Retype the full listing without altering anything.
Given records below:
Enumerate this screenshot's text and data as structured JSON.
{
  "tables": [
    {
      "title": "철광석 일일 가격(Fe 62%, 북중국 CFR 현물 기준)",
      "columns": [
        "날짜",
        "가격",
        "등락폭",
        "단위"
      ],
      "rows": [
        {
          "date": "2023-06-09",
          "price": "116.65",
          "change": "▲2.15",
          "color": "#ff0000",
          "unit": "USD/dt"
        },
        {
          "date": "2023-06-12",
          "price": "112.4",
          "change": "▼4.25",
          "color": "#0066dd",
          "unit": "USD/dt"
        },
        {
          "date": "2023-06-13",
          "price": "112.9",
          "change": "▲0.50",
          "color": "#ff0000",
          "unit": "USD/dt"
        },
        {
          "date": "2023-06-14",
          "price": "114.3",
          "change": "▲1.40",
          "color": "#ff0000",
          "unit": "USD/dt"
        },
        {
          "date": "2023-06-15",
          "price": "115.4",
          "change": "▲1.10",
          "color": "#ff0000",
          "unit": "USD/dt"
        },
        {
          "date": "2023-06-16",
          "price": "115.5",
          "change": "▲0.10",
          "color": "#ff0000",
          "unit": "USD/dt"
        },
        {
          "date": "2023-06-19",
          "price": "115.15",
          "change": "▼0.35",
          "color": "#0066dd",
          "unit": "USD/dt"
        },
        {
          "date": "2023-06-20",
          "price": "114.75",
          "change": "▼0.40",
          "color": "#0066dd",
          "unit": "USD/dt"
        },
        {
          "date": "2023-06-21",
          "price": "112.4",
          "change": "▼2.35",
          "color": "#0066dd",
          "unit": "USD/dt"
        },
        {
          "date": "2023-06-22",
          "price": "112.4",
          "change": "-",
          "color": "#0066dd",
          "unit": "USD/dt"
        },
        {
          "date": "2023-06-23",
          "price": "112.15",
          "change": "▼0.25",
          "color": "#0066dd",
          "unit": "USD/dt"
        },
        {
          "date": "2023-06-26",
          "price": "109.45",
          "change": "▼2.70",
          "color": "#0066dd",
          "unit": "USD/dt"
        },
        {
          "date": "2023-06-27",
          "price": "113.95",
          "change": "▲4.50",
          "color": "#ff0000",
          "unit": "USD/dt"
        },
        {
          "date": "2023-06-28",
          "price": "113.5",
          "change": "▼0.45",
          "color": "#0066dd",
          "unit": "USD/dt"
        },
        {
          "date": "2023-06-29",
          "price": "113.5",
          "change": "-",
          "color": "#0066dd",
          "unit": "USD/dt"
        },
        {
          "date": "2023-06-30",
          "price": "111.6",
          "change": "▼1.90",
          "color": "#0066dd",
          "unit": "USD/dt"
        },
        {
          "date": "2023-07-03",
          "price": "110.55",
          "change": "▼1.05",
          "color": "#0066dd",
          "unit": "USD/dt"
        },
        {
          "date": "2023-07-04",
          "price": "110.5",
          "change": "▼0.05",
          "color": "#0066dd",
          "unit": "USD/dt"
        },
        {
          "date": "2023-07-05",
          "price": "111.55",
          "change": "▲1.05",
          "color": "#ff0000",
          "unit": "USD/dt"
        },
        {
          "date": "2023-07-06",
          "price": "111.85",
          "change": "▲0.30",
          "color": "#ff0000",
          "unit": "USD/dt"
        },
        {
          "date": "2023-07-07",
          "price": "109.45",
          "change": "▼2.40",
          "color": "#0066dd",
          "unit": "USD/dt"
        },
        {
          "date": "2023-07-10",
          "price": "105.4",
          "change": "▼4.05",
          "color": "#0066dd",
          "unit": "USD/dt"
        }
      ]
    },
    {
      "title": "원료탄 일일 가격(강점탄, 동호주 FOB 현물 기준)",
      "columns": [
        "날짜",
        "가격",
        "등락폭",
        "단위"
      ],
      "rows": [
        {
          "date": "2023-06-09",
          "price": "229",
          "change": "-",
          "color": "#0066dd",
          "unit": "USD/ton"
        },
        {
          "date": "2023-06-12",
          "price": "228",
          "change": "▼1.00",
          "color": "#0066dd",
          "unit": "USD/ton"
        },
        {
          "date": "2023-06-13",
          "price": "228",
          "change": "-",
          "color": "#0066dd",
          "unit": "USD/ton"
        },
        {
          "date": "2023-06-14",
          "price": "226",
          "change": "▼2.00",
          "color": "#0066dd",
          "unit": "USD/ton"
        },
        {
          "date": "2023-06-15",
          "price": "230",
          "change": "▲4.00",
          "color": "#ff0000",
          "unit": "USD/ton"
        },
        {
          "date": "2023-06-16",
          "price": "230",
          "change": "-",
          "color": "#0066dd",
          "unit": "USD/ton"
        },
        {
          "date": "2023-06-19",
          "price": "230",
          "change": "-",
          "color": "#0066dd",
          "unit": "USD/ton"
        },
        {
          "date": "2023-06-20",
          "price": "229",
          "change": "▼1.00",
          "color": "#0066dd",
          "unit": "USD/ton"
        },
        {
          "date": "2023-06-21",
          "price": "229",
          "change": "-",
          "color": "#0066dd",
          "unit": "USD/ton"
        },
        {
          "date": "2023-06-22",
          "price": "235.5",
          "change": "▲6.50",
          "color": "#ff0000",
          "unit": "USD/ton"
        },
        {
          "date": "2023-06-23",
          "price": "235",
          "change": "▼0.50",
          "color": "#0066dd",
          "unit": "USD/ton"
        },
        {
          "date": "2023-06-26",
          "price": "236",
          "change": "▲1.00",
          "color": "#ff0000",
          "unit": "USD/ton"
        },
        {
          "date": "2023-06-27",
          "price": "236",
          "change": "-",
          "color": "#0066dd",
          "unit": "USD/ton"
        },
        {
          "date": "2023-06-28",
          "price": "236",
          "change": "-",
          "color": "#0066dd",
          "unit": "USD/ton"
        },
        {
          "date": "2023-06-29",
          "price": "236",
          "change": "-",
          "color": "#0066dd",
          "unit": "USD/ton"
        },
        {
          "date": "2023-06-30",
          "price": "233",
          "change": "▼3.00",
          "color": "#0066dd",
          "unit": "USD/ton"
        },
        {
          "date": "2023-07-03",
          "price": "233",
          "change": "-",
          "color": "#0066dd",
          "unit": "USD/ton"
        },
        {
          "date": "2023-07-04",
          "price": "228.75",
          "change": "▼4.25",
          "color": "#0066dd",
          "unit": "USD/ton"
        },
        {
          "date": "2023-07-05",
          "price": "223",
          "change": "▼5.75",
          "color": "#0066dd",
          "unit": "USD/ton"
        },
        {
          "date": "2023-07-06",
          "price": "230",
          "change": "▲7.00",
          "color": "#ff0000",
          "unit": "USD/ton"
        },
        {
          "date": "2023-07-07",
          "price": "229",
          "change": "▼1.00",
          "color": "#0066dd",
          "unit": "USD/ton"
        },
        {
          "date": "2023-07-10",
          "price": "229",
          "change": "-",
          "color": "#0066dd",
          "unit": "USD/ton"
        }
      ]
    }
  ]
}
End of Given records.
## Task response:
Enumerate this screenshot's text and data as structured JSON.
{
  "tables": [
    {
      "title": "철광석 일일 가격(Fe 62%, 북중국 CFR 현물 기준)",
      "columns": [
        "날짜",
        "가격",
        "등락폭",
        "단위"
      ],
      "rows": [
        {
          "date": "2023-06-09",
          "price": "116.65",
          "change": "▲2.15",
          "color": "#ff0000",
          "unit": "USD/dt"
        },
        {
          "date": "2023-06-12",
          "price": "112.4",
          "change": "▼4.25",
          "color": "#0066dd",
          "unit": "USD/dt"
        },
        {
          "date": "2023-06-13",
          "price": "112.9",
          "change": "▲0.50",
          "color": "#ff0000",
          "unit": "USD/dt"
        },
        {
          "date": "2023-06-14",
          "price": "114.3",
          "change": "▲1.40",
          "color": "#ff0000",
          "unit": "USD/dt"
        },
        {
          "date": "2023-06-15",
          "price": "115.4",
          "change": "▲1.10",
          "color": "#ff0000",
          "unit": "USD/dt"
        },
        {
          "date": "2023-06-16",
          "price": "115.5",
          "change": "▲0.10",
          "color": "#ff0000",
          "unit": "USD/dt"
        },
        {
          "date": "2023-06-19",
          "price": "115.15",
          "change": "▼0.35",
          "color": "#0066dd",
          "unit": "USD/dt"
        },
        {
          "date": "2023-06-20",
          "price": "114.75",
          "change": "▼0.40",
          "color": "#0066dd",
          "unit": "USD/dt"
        },
        {
          "date": "2023-06-21",
          "price": "112.4",
          "change": "▼2.35",
          "color": "#0066dd",
          "unit": "USD/dt"
        },
        {
          "date": "2023-06-22",
          "price": "112.4",
          "change": "-",
          "color": "#0066dd",
          "unit": "USD/dt"
        },
        {
          "date": "2023-06-23",
          "price": "112.15",
          "change": "▼0.25",
          "color": "#0066dd",
          "unit": "USD/dt"
        },
        {
          "date": "2023-06-26",
          "price": "109.45",
          "change": "▼2.70",
          "color": "#0066dd",
          "unit": "USD/dt"
        },
        {
          "date": "2023-06-27",
          "price": "113.95",
          "change": "▲4.50",
          "color": "#ff0000",
          "unit": "USD/dt"
        },
        {
          "date": "2023-06-28",
          "price": "113.5",
          "change": "▼0.45",
          "color": "#0066dd",
          "unit": "USD/dt"
        },
        {
          "date": "2023-06-29",
          "price": "113.5",
          "change": "-",
          "color": "#0066dd",
          "unit": "USD/dt"
        },
        {
          "date": "2023-06-30",
          "price": "111.6",
          "change": "▼1.90",
          "color": "#0066dd",
          "unit": "USD/dt"
        },
        {
          "date": "2023-07-03",
          "price": "110.55",
          "change": "▼1.05",
          "color": "#0066dd",
          "unit": "USD/dt"
        },
        {
          "date": "2023-07-04",
          "price": "110.5",
          "change": "▼0.05",
          "color": "#0066dd",
          "unit": "USD/dt"
        },
        {
          "date": "2023-07-05",
          "price": "111.55",
          "change": "▲1.05",
          "color": "#ff0000",
          "unit": "USD/dt"
        },
        {
          "date": "2023-07-06",
          "price": "111.85",
          "change": "▲0.30",
          "color": "#ff0000",
          "unit": "USD/dt"
        },
        {
          "date": "2023-07-07",
          "price": "109.45",
          "change": "▼2.40",
          "color": "#0066dd",
          "unit": "USD/dt"
        },
        {
          "date": "2023-07-10",
          "price": "105.4",
          "change": "▼4.05",
          "color": "#0066dd",
          "unit": "USD/dt"
        }
      ]
    },
    {
      "title": "원료탄 일일 가격(강점탄, 동호주 FOB 현물 기준)",
      "columns": [
        "날짜",
        "가격",
        "등락폭",
        "단위"
      ],
      "rows": [
        {
          "date": "2023-06-09",
          "price": "229",
          "change": "-",
          "color": "#0066dd",
          "unit": "USD/ton"
        },
        {
          "date": "2023-06-12",
          "price": "228",
          "change": "▼1.00",
          "color": "#0066dd",
          "unit": "USD/ton"
        },
        {
          "date": "2023-06-13",
          "price": "228",
          "change": "-",
          "color": "#0066dd",
          "unit": "USD/ton"
        },
        {
          "date": "2023-06-14",
          "price": "226",
          "change": "▼2.00",
          "color": "#0066dd",
          "unit": "USD/ton"
        },
        {
          "date": "2023-06-15",
          "price": "230",
          "change": "▲4.00",
          "color": "#ff0000",
          "unit": "USD/ton"
        },
        {
          "date": "2023-06-16",
          "price": "230",
          "change": "-",
          "color": "#0066dd",
          "unit": "USD/ton"
        },
        {
          "date": "2023-06-19",
          "price": "230",
          "change": "-",
          "color": "#0066dd",
          "unit": "USD/ton"
        },
        {
          "date": "2023-06-20",
          "price": "229",
          "change": "▼1.00",
          "color": "#0066dd",
          "unit": "USD/ton"
        },
        {
          "date": "2023-06-21",
          "price": "229",
          "change": "-",
          "color": "#0066dd",
          "unit": "USD/ton"
        },
        {
          "date": "2023-06-22",
          "price": "235.5",
          "change": "▲6.50",
          "color": "#ff0000",
          "unit": "USD/ton"
        },
        {
          "date": "2023-06-23",
          "price": "235",
          "change": "▼0.50",
          "color": "#0066dd",
          "unit": "USD/ton"
        },
        {
          "date": "2023-06-26",
          "price": "236",
          "change": "▲1.00",
          "color": "#ff0000",
          "unit": "USD/ton"
        },
        {
          "date": "2023-06-27",
          "price": "236",
          "change": "-",
          "color": "#0066dd",
          "unit": "USD/ton"
        },
        {
          "date": "2023-06-28",
          "price": "236",
          "change": "-",
          "color": "#0066dd",
          "unit": "USD/ton"
        },
        {
          "date": "2023-06-29",
          "price": "236",
          "change": "-",
          "color": "#0066dd",
          "unit": "USD/ton"
        },
        {
          "date": "2023-06-30",
          "price": "233",
          "change": "▼3.00",
          "color": "#0066dd",
          "unit": "USD/ton"
        },
        {
          "date": "2023-07-03",
          "price": "233",
          "change": "-",
          "color": "#0066dd",
          "unit": "USD/ton"
        },
        {
          "date": "2023-07-04",
          "price": "228.75",
          "change": "▼4.25",
          "color": "#0066dd",
          "unit": "USD/ton"
        },
        {
          "date": "2023-07-05",
          "price": "223",
          "change": "▼5.75",
          "color": "#0066dd",
          "unit": "USD/ton"
        },
        {
          "date": "2023-07-06",
          "price": "230",
          "change": "▲7.00",
          "color": "#ff0000",
          "unit": "USD/ton"
        },
        {
          "date": "2023-07-07",
          "price": "229",
          "change": "▼1.00",
          "color": "#0066dd",
          "unit": "USD/ton"
        },
        {
          "date": "2023-07-10",
          "price": "229",
          "change": "-",
          "color": "#0066dd",
          "unit": "USD/ton"
        }
      ]
    }
  ]
}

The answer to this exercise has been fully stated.